I decided that I would leave the details to be provided by the musical context. That is, we would just go into the studio and play. I told Pedrito that the musicians could bring in original material and I picked a handful of my all-time favorite Latin Jazz standards. The result is a strange and yet familiar album. The standards we ended up playing are as familiar to Latin Jazz enthusiasts as any songs could be, 'Milestones,' 'Footprints,' 'Watermelon Man' and 'Caravan.' Axel contributed a Chucho Valdez composition, 'A Ernesto,' Pedrito, two originals, 'Encuentro' and the title track 'Timbasa,' plus my tune from the original Cuban Roots, 'Just Another Guajira' and an Afro-Cuban rendering of classic Turkish folk melody suggested by Panigiotis that we call, 'Kavlakari Cubano.'

The musicians are on fire. The drum routines are complex and precise, the soloing spectacular and the swing is just killing. Beyond superlatives, I can't hope to describe the music, and fortunately I don't have to. The record is there for everyone to hear for themselves. I'll be putting up a few tracks on myspace on the release date. Until then you can click on the link and enjoy the tracks I have up from my album with Omar Sosa, "Tales From the Earth" and revisit tracks from "Lua e Sol" and "Straight No Chaser."

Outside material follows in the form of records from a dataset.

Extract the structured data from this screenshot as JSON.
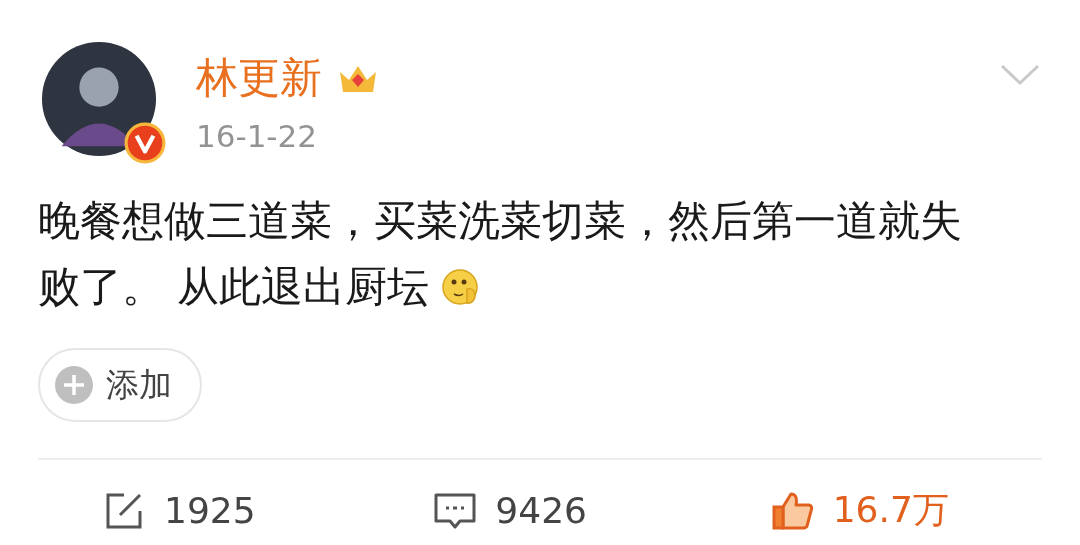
{
  "author": {
    "name": "林更新",
    "verified": true,
    "date": "16-1-22"
  },
  "post": {
    "lines": [
      "晚餐想做三道菜，买菜洗菜切菜，然后第一道就失",
      "败了。 从此退出厨坛"
    ]
  },
  "add_button": {
    "label": "添加"
  },
  "actions": [
    {
      "kind": "repost",
      "count": "1925",
      "selected": false
    },
    {
      "kind": "comment",
      "count": "9426",
      "selected": false
    },
    {
      "kind": "like",
      "count": "16.7万",
      "selected": true
    }
  ]
}
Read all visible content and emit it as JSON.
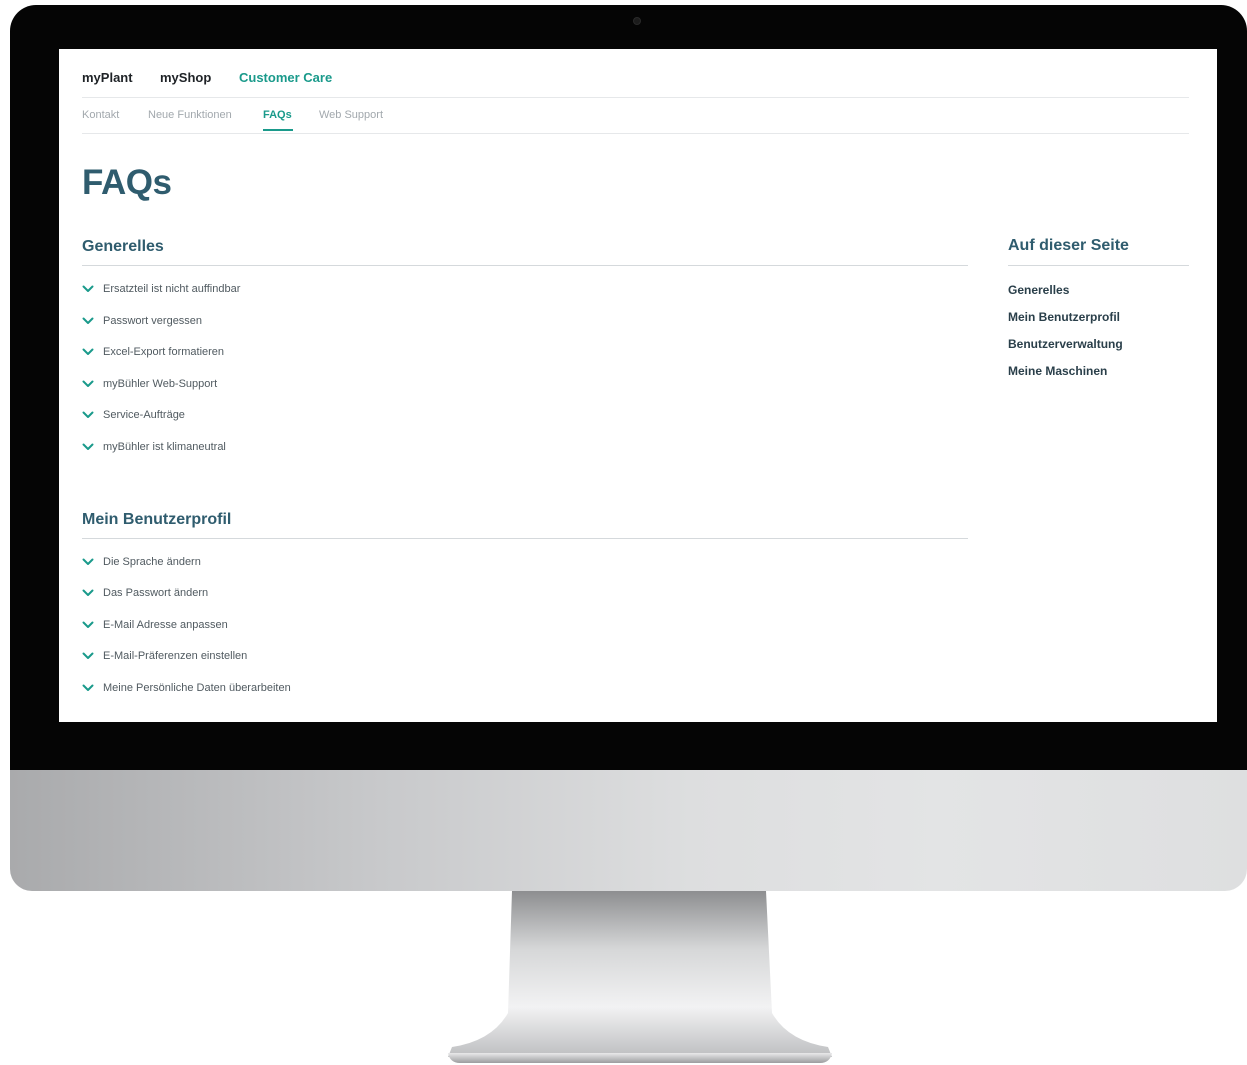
{
  "top_nav": [
    {
      "label": "myPlant"
    },
    {
      "label": "myShop"
    },
    {
      "label": "Customer Care",
      "active": true
    }
  ],
  "sub_nav": [
    {
      "label": "Kontakt"
    },
    {
      "label": "Neue Funktionen"
    },
    {
      "label": "FAQs",
      "active": true
    },
    {
      "label": "Web Support"
    }
  ],
  "page_title": "FAQs",
  "sections": [
    {
      "title": "Generelles",
      "items": [
        "Ersatzteil ist nicht auffindbar",
        "Passwort vergessen",
        "Excel-Export formatieren",
        "myBühler Web-Support",
        "Service-Aufträge",
        "myBühler ist klimaneutral"
      ]
    },
    {
      "title": "Mein Benutzerprofil",
      "items": [
        "Die Sprache ändern",
        "Das Passwort ändern",
        "E-Mail Adresse anpassen",
        "E-Mail-Präferenzen einstellen",
        "Meine Persönliche Daten überarbeiten"
      ]
    }
  ],
  "aside": {
    "title": "Auf dieser Seite",
    "links": [
      "Generelles",
      "Mein Benutzerprofil",
      "Benutzerverwaltung",
      "Meine Maschinen"
    ]
  },
  "icons": {
    "faq_toggle": "chevron-down-icon"
  },
  "colors": {
    "accent": "#1a9a8b",
    "heading": "#2f5c6e",
    "text": "#505a60",
    "muted": "#a2a8ad"
  }
}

Bobby Sanabria was kind enough to write the liner notes, which he ends by saying, "Mark's musical encounters continue. As you listen to this CD he is already working on the next one, and the next..." How right he is! The project that I have been calling "Todo Corazón," the album of danzones and tangos written for me by Aruán Ortiz and Pablo Aslan, has morphed into two albums. The danzones sound so good that I can't resist doing an entire album with strings, and the only thing to do with half an album of tangos is do the other half. So the tango's will be "Todo Corazon" and I'm waiting for Aruán to write more arrangements for an album that will be called "El Cumbanchero." For those who recognize the name of the tune the direction for the rest of the album is indicated, burning, up-tempo charanga!